§ **DATA RECORDS**
=== Section Start ===
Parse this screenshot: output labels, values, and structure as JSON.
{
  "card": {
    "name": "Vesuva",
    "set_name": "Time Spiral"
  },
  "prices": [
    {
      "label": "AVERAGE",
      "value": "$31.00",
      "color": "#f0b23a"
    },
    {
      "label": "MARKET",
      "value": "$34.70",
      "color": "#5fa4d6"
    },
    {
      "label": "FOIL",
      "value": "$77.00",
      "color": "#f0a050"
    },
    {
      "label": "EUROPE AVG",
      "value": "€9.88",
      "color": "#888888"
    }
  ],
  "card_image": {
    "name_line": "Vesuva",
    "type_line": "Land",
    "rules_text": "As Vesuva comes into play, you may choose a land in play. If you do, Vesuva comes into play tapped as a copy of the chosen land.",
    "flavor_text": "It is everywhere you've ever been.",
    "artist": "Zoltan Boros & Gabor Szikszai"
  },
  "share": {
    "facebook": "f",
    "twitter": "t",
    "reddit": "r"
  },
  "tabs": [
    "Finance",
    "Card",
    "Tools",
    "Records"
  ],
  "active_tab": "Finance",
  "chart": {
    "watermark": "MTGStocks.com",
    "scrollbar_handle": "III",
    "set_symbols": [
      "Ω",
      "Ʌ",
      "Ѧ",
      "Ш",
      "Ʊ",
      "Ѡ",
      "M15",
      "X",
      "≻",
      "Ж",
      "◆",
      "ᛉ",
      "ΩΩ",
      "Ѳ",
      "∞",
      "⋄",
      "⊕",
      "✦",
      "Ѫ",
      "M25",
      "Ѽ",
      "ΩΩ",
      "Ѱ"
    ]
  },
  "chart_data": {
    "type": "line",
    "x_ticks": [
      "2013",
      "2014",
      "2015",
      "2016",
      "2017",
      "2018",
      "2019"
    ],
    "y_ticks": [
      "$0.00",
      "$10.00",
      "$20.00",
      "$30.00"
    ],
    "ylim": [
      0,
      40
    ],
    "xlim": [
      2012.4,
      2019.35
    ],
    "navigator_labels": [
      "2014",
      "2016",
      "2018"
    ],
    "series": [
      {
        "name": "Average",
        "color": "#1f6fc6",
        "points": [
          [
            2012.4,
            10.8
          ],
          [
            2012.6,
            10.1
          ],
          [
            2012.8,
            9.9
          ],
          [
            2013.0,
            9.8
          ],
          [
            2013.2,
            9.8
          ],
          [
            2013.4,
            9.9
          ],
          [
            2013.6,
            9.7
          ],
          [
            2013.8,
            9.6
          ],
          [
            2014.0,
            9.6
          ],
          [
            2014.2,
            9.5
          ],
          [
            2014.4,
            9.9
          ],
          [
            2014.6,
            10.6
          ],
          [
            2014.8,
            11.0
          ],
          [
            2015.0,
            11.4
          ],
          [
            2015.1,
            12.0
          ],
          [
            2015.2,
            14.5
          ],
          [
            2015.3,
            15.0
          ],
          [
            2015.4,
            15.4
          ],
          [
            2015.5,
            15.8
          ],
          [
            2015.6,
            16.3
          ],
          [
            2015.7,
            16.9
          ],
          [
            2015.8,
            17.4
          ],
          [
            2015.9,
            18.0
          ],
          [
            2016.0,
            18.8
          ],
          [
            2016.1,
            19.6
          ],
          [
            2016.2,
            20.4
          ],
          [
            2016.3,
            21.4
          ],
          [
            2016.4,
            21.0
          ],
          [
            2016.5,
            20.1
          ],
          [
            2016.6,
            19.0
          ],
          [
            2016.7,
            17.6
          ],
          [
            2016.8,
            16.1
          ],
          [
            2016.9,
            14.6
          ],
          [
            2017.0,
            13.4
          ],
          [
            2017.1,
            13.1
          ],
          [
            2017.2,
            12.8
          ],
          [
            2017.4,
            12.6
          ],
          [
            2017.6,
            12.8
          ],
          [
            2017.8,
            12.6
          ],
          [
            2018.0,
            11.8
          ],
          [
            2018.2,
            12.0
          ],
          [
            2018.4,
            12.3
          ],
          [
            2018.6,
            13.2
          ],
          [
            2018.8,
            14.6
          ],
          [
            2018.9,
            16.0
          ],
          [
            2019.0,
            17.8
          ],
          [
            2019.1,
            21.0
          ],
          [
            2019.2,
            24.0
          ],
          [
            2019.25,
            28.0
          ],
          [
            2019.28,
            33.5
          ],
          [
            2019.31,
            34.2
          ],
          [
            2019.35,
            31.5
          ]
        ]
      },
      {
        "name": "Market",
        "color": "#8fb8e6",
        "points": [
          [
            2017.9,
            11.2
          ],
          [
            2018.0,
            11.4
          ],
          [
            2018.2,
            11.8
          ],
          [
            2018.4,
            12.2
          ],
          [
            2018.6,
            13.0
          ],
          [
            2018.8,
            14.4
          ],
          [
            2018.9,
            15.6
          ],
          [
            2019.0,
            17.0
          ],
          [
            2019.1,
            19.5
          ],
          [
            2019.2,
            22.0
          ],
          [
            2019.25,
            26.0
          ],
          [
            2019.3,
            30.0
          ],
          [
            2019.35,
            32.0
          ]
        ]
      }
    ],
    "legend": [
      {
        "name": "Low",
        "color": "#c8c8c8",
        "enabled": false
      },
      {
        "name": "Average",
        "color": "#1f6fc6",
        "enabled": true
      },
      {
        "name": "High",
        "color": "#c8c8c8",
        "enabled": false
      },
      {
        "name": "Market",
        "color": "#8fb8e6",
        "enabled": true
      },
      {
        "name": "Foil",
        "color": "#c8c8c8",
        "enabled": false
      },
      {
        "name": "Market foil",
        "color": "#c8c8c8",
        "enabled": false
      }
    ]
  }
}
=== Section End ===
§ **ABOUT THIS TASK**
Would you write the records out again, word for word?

§ **ANSWER SECTION**
Parse this screenshot: output labels, values, and structure as JSON.
{
  "card": {
    "name": "Vesuva",
    "set_name": "Time Spiral"
  },
  "prices": [
    {
      "label": "AVERAGE",
      "value": "$31.00",
      "color": "#f0b23a"
    },
    {
      "label": "MARKET",
      "value": "$34.70",
      "color": "#5fa4d6"
    },
    {
      "label": "FOIL",
      "value": "$77.00",
      "color": "#f0a050"
    },
    {
      "label": "EUROPE AVG",
      "value": "€9.88",
      "color": "#888888"
    }
  ],
  "card_image": {
    "name_line": "Vesuva",
    "type_line": "Land",
    "rules_text": "As Vesuva comes into play, you may choose a land in play. If you do, Vesuva comes into play tapped as a copy of the chosen land.",
    "flavor_text": "It is everywhere you've ever been.",
    "artist": "Zoltan Boros & Gabor Szikszai"
  },
  "share": {
    "facebook": "f",
    "twitter": "t",
    "reddit": "r"
  },
  "tabs": [
    "Finance",
    "Card",
    "Tools",
    "Records"
  ],
  "active_tab": "Finance",
  "chart": {
    "watermark": "MTGStocks.com",
    "scrollbar_handle": "III",
    "set_symbols": [
      "Ω",
      "Ʌ",
      "Ѧ",
      "Ш",
      "Ʊ",
      "Ѡ",
      "M15",
      "X",
      "≻",
      "Ж",
      "◆",
      "ᛉ",
      "ΩΩ",
      "Ѳ",
      "∞",
      "⋄",
      "⊕",
      "✦",
      "Ѫ",
      "M25",
      "Ѽ",
      "ΩΩ",
      "Ѱ"
    ]
  },
  "chart_data": {
    "type": "line",
    "x_ticks": [
      "2013",
      "2014",
      "2015",
      "2016",
      "2017",
      "2018",
      "2019"
    ],
    "y_ticks": [
      "$0.00",
      "$10.00",
      "$20.00",
      "$30.00"
    ],
    "ylim": [
      0,
      40
    ],
    "xlim": [
      2012.4,
      2019.35
    ],
    "navigator_labels": [
      "2014",
      "2016",
      "2018"
    ],
    "series": [
      {
        "name": "Average",
        "color": "#1f6fc6",
        "points": [
          [
            2012.4,
            10.8
          ],
          [
            2012.6,
            10.1
          ],
          [
            2012.8,
            9.9
          ],
          [
            2013.0,
            9.8
          ],
          [
            2013.2,
            9.8
          ],
          [
            2013.4,
            9.9
          ],
          [
            2013.6,
            9.7
          ],
          [
            2013.8,
            9.6
          ],
          [
            2014.0,
            9.6
          ],
          [
            2014.2,
            9.5
          ],
          [
            2014.4,
            9.9
          ],
          [
            2014.6,
            10.6
          ],
          [
            2014.8,
            11.0
          ],
          [
            2015.0,
            11.4
          ],
          [
            2015.1,
            12.0
          ],
          [
            2015.2,
            14.5
          ],
          [
            2015.3,
            15.0
          ],
          [
            2015.4,
            15.4
          ],
          [
            2015.5,
            15.8
          ],
          [
            2015.6,
            16.3
          ],
          [
            2015.7,
            16.9
          ],
          [
            2015.8,
            17.4
          ],
          [
            2015.9,
            18.0
          ],
          [
            2016.0,
            18.8
          ],
          [
            2016.1,
            19.6
          ],
          [
            2016.2,
            20.4
          ],
          [
            2016.3,
            21.4
          ],
          [
            2016.4,
            21.0
          ],
          [
            2016.5,
            20.1
          ],
          [
            2016.6,
            19.0
          ],
          [
            2016.7,
            17.6
          ],
          [
            2016.8,
            16.1
          ],
          [
            2016.9,
            14.6
          ],
          [
            2017.0,
            13.4
          ],
          [
            2017.1,
            13.1
          ],
          [
            2017.2,
            12.8
          ],
          [
            2017.4,
            12.6
          ],
          [
            2017.6,
            12.8
          ],
          [
            2017.8,
            12.6
          ],
          [
            2018.0,
            11.8
          ],
          [
            2018.2,
            12.0
          ],
          [
            2018.4,
            12.3
          ],
          [
            2018.6,
            13.2
          ],
          [
            2018.8,
            14.6
          ],
          [
            2018.9,
            16.0
          ],
          [
            2019.0,
            17.8
          ],
          [
            2019.1,
            21.0
          ],
          [
            2019.2,
            24.0
          ],
          [
            2019.25,
            28.0
          ],
          [
            2019.28,
            33.5
          ],
          [
            2019.31,
            34.2
          ],
          [
            2019.35,
            31.5
          ]
        ]
      },
      {
        "name": "Market",
        "color": "#8fb8e6",
        "points": [
          [
            2017.9,
            11.2
          ],
          [
            2018.0,
            11.4
          ],
          [
            2018.2,
            11.8
          ],
          [
            2018.4,
            12.2
          ],
          [
            2018.6,
            13.0
          ],
          [
            2018.8,
            14.4
          ],
          [
            2018.9,
            15.6
          ],
          [
            2019.0,
            17.0
          ],
          [
            2019.1,
            19.5
          ],
          [
            2019.2,
            22.0
          ],
          [
            2019.25,
            26.0
          ],
          [
            2019.3,
            30.0
          ],
          [
            2019.35,
            32.0
          ]
        ]
      }
    ],
    "legend": [
      {
        "name": "Low",
        "color": "#c8c8c8",
        "enabled": false
      },
      {
        "name": "Average",
        "color": "#1f6fc6",
        "enabled": true
      },
      {
        "name": "High",
        "color": "#c8c8c8",
        "enabled": false
      },
      {
        "name": "Market",
        "color": "#8fb8e6",
        "enabled": true
      },
      {
        "name": "Foil",
        "color": "#c8c8c8",
        "enabled": false
      },
      {
        "name": "Market foil",
        "color": "#c8c8c8",
        "enabled": false
      }
    ]
  }
}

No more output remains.